Finally, if an alternating current solar pump is used, an inverter is necessary that changes the direct current from the solar panels into alternating current for the pump. The supported power range of inverters extends from 0.15 to 55 kW and can be used for larger irrigation systems. However, the panel and inverters must be sized accordingly to accommodate the inrush characteristic of an AC motor. To aid in proper sizing, leading manufacturers provide proprietary sizing software tested by third party certifying companies. The sizing software may include the projected monthly water output which varies due to seasonal change in insolation.

Water pumping[edit]

Solar powered water pumps can deliver drinking water as well as water for livestock or irrigation purposes.[1] Solar water pumps may be especially useful in small scale or community based irrigation, as large scale irrigation requires large volumes of water that in turn require a large solar PV array.[2] As the water may only be required during some parts of the year, a large PV array would provide excess energy that is not necessarily required, thus making the system inefficient.
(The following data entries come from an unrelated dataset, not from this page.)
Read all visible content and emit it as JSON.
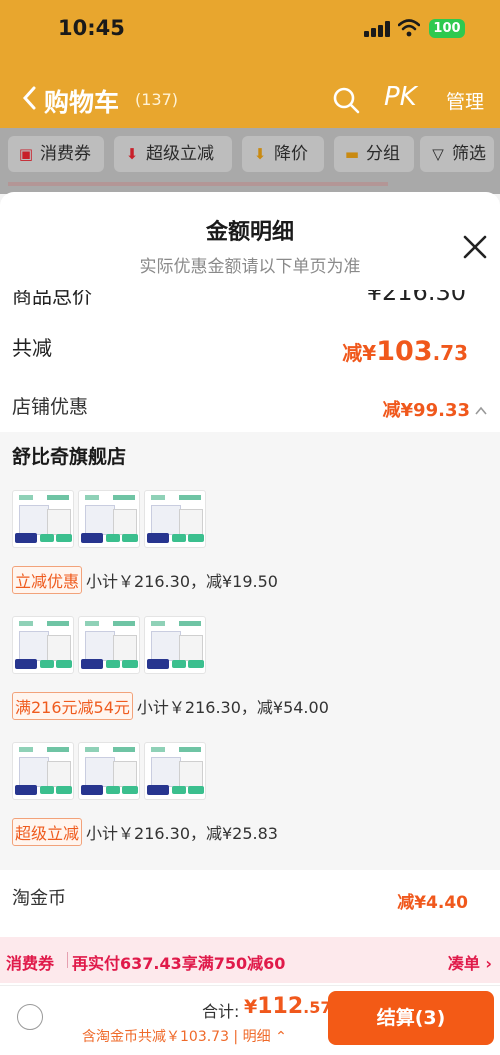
{
  "status": {
    "time": "10:45",
    "battery": "100"
  },
  "header": {
    "title": "购物车",
    "count": "(137)",
    "pk": "PK",
    "manage": "管理"
  },
  "filters": [
    {
      "label": "消费券",
      "icon": "coupon-icon"
    },
    {
      "label": "超级立减",
      "icon": "arrow-down-icon"
    },
    {
      "label": "降价",
      "icon": "price-drop-icon"
    },
    {
      "label": "分组",
      "icon": "folder-icon"
    },
    {
      "label": "筛选",
      "icon": "filter-icon"
    }
  ],
  "sheet": {
    "title": "金额明细",
    "subtitle": "实际优惠金额请以下单页为准",
    "goods_total_label": "商品总价",
    "goods_total_value": "¥216.30",
    "total_discount_label": "共减",
    "total_discount_prefix": "减¥",
    "total_discount_int": "103",
    "total_discount_cents": ".73",
    "shop_discount_label": "店铺优惠",
    "shop_discount_value": "减¥99.33",
    "shop_name": "舒比奇旗舰店",
    "groups": [
      {
        "badge": "立减优惠",
        "summary": "小计￥216.30，减¥19.50"
      },
      {
        "badge": "满216元减54元",
        "summary": "小计￥216.30，减¥54.00"
      },
      {
        "badge": "超级立减",
        "summary": "小计￥216.30，减¥25.83"
      }
    ],
    "coin_label": "淘金币",
    "coin_value": "减¥4.40"
  },
  "coupon_bar": {
    "label": "消费券",
    "message": "再实付637.43享满750减60",
    "action": "凑单 ›"
  },
  "bottom": {
    "total_label": "合计:",
    "total_prefix": "¥",
    "total_int": "112",
    "total_cents": ".57",
    "detail": "含淘金币共减￥103.73 | 明细",
    "checkout": "结算(3)"
  },
  "colors": {
    "accent": "#f35a16",
    "header": "#e8a62e",
    "coupon": "#e01a4a"
  }
}
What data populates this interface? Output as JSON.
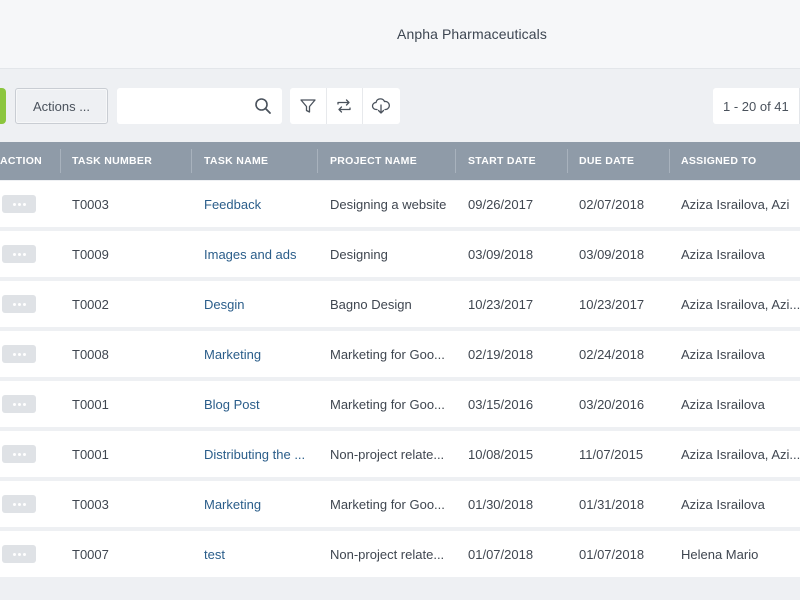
{
  "header": {
    "company": "Anpha Pharmaceuticals"
  },
  "toolbar": {
    "actions_label": "Actions ...",
    "search_value": "",
    "search_placeholder": "",
    "pagination": "1 - 20 of 41"
  },
  "icons": {
    "search": "search-icon",
    "filter": "filter-icon",
    "refresh": "refresh-icon",
    "download": "cloud-download-icon",
    "more": "more-dots-icon"
  },
  "colors": {
    "accent_green": "#8cc63e",
    "table_header": "#8f9ba8",
    "link": "#2a5d8a",
    "background": "#eef0f3"
  },
  "table": {
    "columns": [
      "ACTION",
      "TASK NUMBER",
      "TASK NAME",
      "PROJECT NAME",
      "START DATE",
      "DUE DATE",
      "ASSIGNED TO"
    ],
    "rows": [
      {
        "task_number": "T0003",
        "task_name": "Feedback",
        "project_name": "Designing a website",
        "start_date": "09/26/2017",
        "due_date": "02/07/2018",
        "assigned_to": "Aziza Israilova, Azi"
      },
      {
        "task_number": "T0009",
        "task_name": "Images and ads",
        "project_name": "Designing",
        "start_date": "03/09/2018",
        "due_date": "03/09/2018",
        "assigned_to": "Aziza Israilova"
      },
      {
        "task_number": "T0002",
        "task_name": "Desgin",
        "project_name": "Bagno Design",
        "start_date": "10/23/2017",
        "due_date": "10/23/2017",
        "assigned_to": "Aziza Israilova, Azi..."
      },
      {
        "task_number": "T0008",
        "task_name": "Marketing",
        "project_name": "Marketing for Goo...",
        "start_date": "02/19/2018",
        "due_date": "02/24/2018",
        "assigned_to": "Aziza Israilova"
      },
      {
        "task_number": "T0001",
        "task_name": "Blog Post",
        "project_name": "Marketing for Goo...",
        "start_date": "03/15/2016",
        "due_date": "03/20/2016",
        "assigned_to": "Aziza Israilova"
      },
      {
        "task_number": "T0001",
        "task_name": "Distributing the ...",
        "project_name": "Non-project relate...",
        "start_date": "10/08/2015",
        "due_date": "11/07/2015",
        "assigned_to": "Aziza Israilova, Azi..."
      },
      {
        "task_number": "T0003",
        "task_name": "Marketing",
        "project_name": "Marketing for Goo...",
        "start_date": "01/30/2018",
        "due_date": "01/31/2018",
        "assigned_to": "Aziza Israilova"
      },
      {
        "task_number": "T0007",
        "task_name": "test",
        "project_name": "Non-project relate...",
        "start_date": "01/07/2018",
        "due_date": "01/07/2018",
        "assigned_to": "Helena Mario"
      }
    ]
  }
}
Solar PV water pumping systems are used for irrigation and drinking water in India. The majority of the pumps are fitted with a 2000 watt - 3,700 watt motor that receives energy from a 4,800 Wp PV array. The 5hp systems can deliver about 124,000 liters of water/day from a total of 50 meters setoff head and 70 meters dynamic head. By 30 August 2016, a total of 1,20,000 solar PV water pumping systems have been installed in INDIA. [3] in this system it produces 19M.H.W and 26 ton carbon dioxide

Oil and gas[edit]

In order to combat negative publicity related to the environmental impacts of fossil fuels, including fracking, the industry is embracing solar powered pumping systems.[4] Many oil and gas wells require the accurate injection (metering) of various chemicals under pressure to sustain their operation and to improve extraction rates. Historically, these chemical injection pumps (CIP) have been driven by gas reciprocating motors utilizing the pressure of the well's gas and exhausting the raw gas into the atmosphere. Solar powered electrical pumps (solar CIP) can reduce these greenhouse gas emissions. Solar arrays (photovoltaic cells) not only provide a sustainable power source for the CIPs but can also provide an electric source to run remote SCADA type diagnostics with remote control and satellite/cell communications from very remote locations to a desktop or notebook monitoring computer.

Stirling engine[edit]

Instead of generating electricity to turn a motor, sunlight can be concentrated on the heat exchanger of a Stirling engine and used to drive a pump mechanically. This dispenses with the cost of solar panels and electric equipment. In some cases the Stirling engine may be suitable for local fabrication, eliminating the difficulty of importing equipment. One form of Stirling engine is the fluidyne engine which operates directly on the pumped fluid as a piston. Fluidyne solar pumps have been studied since 1987 [5] At least one manufacturer has conducted tests with a Stirling solar powered pump.[6]

See also[edit]


  1. ^ Note that the pump-shaft has been removed from the windpump and it is no longer connected to the borehole; instead, the borehole now contains an electric pump powered by the solar panels.


  1. ^ a b McDermott, James E. Horne; Maura (2001). The next green revolution : essential steps to a healthy, sustainable agriculture. New York [u.a.]: Food Products Press. p. 226. ISBN 1560228865.
  2. ^ Simalenga, Mark Hankins ; illustrations by Francis Njeru & Michael Glen-Williamson ; layout by Michael Okendo ; edited by Timothy (1995). Solar electric systems for Africa : a guide for planning and installing solar electric systems in rural Africa (Rev. ed.). London: Commonwealth Science Council. p. 117. ISBN 0850924537.
  3. ^ India's Solar Power GREENING INDIA'S FUTURE ENERGY DEMAND Archived 19 June 2008 at the Wayback Machine
  4. ^ Wethe, David (29 November 2012). "For Fracking, It's Getting Easier Being Green". Bloomberg Businessweek. Retrieved 12 December 2012.
  5. ^ C. D. West Stirling Engines and Irrigation Pumping, Oak Ridge National Laboratory, ORNL/TM-10475, August 1987
  6. ^ retrieved 2013 April 9